Exercise description:
Please report how many lines of the following entries hold the word "glyph", giving the number alone.

═════ Available data

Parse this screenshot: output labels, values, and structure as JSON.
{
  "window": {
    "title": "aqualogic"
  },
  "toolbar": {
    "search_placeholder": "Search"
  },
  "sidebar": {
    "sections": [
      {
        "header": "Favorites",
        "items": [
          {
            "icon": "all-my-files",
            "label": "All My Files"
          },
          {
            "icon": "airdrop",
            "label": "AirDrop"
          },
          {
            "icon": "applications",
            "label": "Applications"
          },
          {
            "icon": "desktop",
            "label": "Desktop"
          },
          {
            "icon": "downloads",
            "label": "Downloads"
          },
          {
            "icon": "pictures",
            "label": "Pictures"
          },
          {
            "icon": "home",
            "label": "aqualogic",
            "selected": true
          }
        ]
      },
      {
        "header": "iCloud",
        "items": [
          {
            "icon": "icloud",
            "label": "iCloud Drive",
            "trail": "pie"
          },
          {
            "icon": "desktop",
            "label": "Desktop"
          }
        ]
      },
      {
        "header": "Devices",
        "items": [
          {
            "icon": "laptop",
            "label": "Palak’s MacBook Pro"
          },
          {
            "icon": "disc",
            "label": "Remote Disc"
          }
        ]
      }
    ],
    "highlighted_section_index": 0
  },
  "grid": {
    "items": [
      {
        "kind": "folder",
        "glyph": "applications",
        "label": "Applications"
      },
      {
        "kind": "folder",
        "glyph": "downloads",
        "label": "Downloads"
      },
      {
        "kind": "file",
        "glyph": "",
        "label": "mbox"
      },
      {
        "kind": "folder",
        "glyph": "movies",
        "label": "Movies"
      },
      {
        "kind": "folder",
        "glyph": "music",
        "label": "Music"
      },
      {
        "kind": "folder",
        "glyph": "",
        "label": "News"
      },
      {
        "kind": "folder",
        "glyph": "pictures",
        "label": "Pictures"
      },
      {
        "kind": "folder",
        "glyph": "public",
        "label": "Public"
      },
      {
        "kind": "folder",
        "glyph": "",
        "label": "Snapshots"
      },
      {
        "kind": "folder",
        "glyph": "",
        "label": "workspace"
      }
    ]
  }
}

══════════

Result of this exercise:
10